*** Data to use ***

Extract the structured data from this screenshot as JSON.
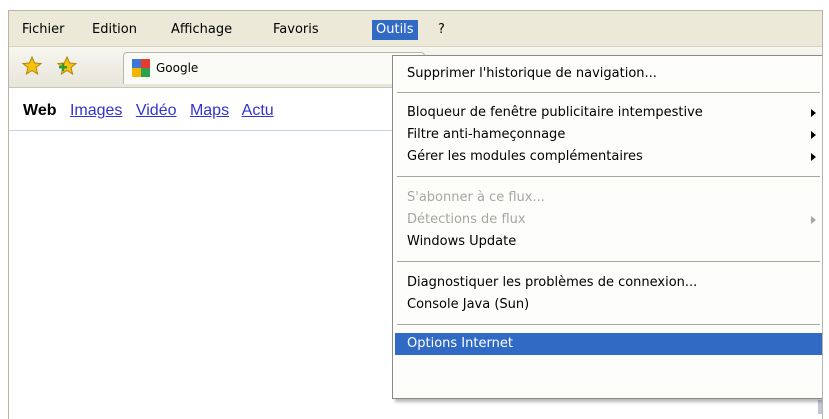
{
  "menubar": {
    "items": [
      "Fichier",
      "Edition",
      "Affichage",
      "Favoris",
      "Outils",
      "?"
    ],
    "active_item": "Outils"
  },
  "toolbar": {
    "tab_title": "Google",
    "icons": [
      "favorites-star-icon",
      "add-favorite-star-icon",
      "google-favicon-icon"
    ]
  },
  "google_nav": {
    "items": [
      "Web",
      "Images",
      "Vidéo",
      "Maps",
      "Actu"
    ]
  },
  "tools_menu": {
    "items": [
      {
        "label": "Supprimer l'historique de navigation...",
        "enabled": true,
        "submenu": false
      },
      {
        "label": "Bloqueur de fenêtre publicitaire intempestive",
        "enabled": true,
        "submenu": true
      },
      {
        "label": "Filtre anti-hameçonnage",
        "enabled": true,
        "submenu": true
      },
      {
        "label": "Gérer les modules complémentaires",
        "enabled": true,
        "submenu": true
      },
      {
        "label": "S'abonner à ce flux...",
        "enabled": false,
        "submenu": false
      },
      {
        "label": "Détections de flux",
        "enabled": false,
        "submenu": true
      },
      {
        "label": "Windows Update",
        "enabled": true,
        "submenu": false
      },
      {
        "label": "Diagnostiquer les problèmes de connexion...",
        "enabled": true,
        "submenu": false
      },
      {
        "label": "Console Java (Sun)",
        "enabled": true,
        "submenu": false
      },
      {
        "label": "Options Internet",
        "enabled": true,
        "submenu": false,
        "highlighted": true
      }
    ]
  },
  "colors": {
    "menubar_bg": "#ece9d8",
    "selection_blue": "#316ac5",
    "link_blue": "#3333cc",
    "disabled_text": "#a7a6a0"
  }
}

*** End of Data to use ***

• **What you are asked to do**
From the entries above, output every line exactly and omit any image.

• **Response area**
Extract the structured data from this screenshot as JSON.
{
  "menubar": {
    "items": [
      "Fichier",
      "Edition",
      "Affichage",
      "Favoris",
      "Outils",
      "?"
    ],
    "active_item": "Outils"
  },
  "toolbar": {
    "tab_title": "Google",
    "icons": [
      "favorites-star-icon",
      "add-favorite-star-icon",
      "google-favicon-icon"
    ]
  },
  "google_nav": {
    "items": [
      "Web",
      "Images",
      "Vidéo",
      "Maps",
      "Actu"
    ]
  },
  "tools_menu": {
    "items": [
      {
        "label": "Supprimer l'historique de navigation...",
        "enabled": true,
        "submenu": false
      },
      {
        "label": "Bloqueur de fenêtre publicitaire intempestive",
        "enabled": true,
        "submenu": true
      },
      {
        "label": "Filtre anti-hameçonnage",
        "enabled": true,
        "submenu": true
      },
      {
        "label": "Gérer les modules complémentaires",
        "enabled": true,
        "submenu": true
      },
      {
        "label": "S'abonner à ce flux...",
        "enabled": false,
        "submenu": false
      },
      {
        "label": "Détections de flux",
        "enabled": false,
        "submenu": true
      },
      {
        "label": "Windows Update",
        "enabled": true,
        "submenu": false
      },
      {
        "label": "Diagnostiquer les problèmes de connexion...",
        "enabled": true,
        "submenu": false
      },
      {
        "label": "Console Java (Sun)",
        "enabled": true,
        "submenu": false
      },
      {
        "label": "Options Internet",
        "enabled": true,
        "submenu": false,
        "highlighted": true
      }
    ]
  },
  "colors": {
    "menubar_bg": "#ece9d8",
    "selection_blue": "#316ac5",
    "link_blue": "#3333cc",
    "disabled_text": "#a7a6a0"
  }
}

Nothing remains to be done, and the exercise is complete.